» About this exercise
Filter the entries below, keeping every line that has the word "title".

» Entries provided
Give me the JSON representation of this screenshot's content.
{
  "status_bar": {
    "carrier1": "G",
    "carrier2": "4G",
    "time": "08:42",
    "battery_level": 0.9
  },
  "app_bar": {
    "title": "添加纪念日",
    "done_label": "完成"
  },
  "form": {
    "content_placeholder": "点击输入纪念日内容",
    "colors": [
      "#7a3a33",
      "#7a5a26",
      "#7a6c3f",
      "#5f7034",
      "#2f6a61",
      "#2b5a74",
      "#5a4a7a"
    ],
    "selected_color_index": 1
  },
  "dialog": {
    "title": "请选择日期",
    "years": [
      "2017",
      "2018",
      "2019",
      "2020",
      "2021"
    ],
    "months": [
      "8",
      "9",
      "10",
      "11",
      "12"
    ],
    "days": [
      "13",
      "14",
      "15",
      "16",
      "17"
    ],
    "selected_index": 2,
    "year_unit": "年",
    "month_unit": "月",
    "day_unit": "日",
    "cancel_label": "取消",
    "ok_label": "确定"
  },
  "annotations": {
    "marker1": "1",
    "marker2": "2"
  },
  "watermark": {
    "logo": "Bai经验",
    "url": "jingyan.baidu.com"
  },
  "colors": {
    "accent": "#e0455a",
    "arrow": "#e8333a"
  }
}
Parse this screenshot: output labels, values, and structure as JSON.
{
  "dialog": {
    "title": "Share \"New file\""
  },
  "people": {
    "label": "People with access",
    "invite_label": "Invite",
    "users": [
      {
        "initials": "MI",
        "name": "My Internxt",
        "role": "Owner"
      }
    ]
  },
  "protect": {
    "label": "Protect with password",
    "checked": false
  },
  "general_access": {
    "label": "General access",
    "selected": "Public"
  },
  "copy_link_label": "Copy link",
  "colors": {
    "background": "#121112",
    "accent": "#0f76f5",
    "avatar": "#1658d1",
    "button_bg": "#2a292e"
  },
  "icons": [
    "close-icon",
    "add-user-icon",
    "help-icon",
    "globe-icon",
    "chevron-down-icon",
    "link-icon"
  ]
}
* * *
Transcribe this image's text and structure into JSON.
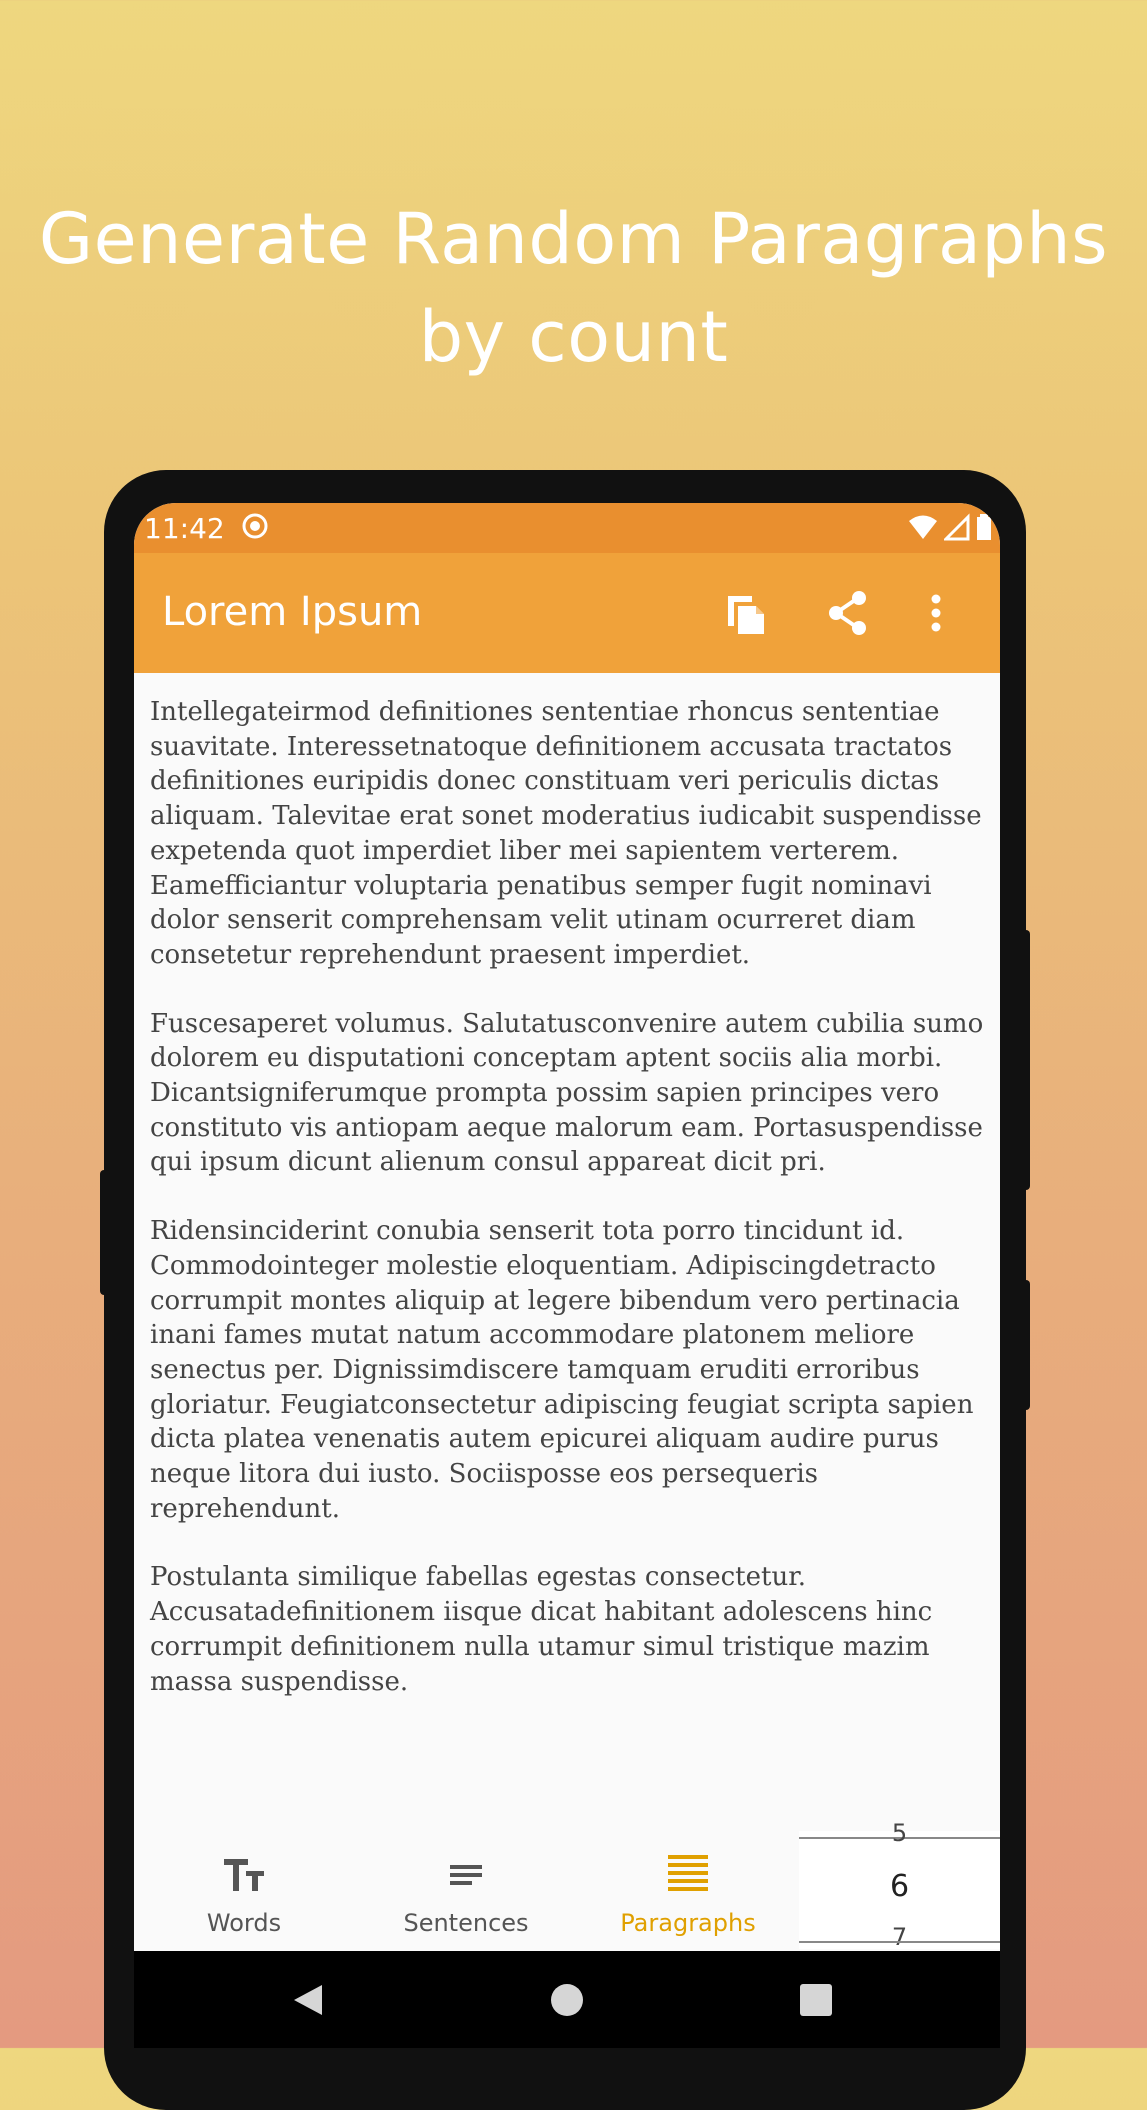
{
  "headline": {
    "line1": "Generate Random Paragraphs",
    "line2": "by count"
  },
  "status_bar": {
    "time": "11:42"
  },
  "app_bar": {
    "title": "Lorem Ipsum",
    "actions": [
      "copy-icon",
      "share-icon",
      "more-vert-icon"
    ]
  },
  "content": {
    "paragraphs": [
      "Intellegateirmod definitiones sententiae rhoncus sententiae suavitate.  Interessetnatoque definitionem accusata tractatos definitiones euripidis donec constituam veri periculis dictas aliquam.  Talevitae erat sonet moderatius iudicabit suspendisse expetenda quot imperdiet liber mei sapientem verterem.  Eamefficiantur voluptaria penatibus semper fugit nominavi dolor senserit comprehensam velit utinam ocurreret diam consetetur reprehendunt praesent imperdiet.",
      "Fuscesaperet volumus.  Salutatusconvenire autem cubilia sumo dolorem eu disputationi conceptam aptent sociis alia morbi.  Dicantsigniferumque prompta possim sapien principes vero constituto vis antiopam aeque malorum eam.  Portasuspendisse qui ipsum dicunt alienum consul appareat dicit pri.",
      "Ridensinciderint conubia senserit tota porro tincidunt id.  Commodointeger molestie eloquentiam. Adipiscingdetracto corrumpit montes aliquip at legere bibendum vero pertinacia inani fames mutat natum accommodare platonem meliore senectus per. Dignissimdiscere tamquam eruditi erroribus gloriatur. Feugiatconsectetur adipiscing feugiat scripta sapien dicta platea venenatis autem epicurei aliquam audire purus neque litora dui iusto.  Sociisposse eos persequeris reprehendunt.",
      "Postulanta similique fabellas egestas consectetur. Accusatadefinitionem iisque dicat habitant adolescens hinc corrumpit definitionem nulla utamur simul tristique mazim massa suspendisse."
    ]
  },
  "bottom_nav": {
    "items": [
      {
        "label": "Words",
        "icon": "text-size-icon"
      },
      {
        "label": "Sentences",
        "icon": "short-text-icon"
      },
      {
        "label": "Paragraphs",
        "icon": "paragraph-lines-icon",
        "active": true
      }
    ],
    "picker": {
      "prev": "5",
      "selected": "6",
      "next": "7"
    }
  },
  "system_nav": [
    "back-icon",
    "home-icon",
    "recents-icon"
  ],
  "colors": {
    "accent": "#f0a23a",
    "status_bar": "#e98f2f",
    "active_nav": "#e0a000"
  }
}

» Exercise output
    "title": "添加纪念日",
    "title": "请选择日期",
    "title": "Share \"New file\""
    "title": "Lorem Ipsum",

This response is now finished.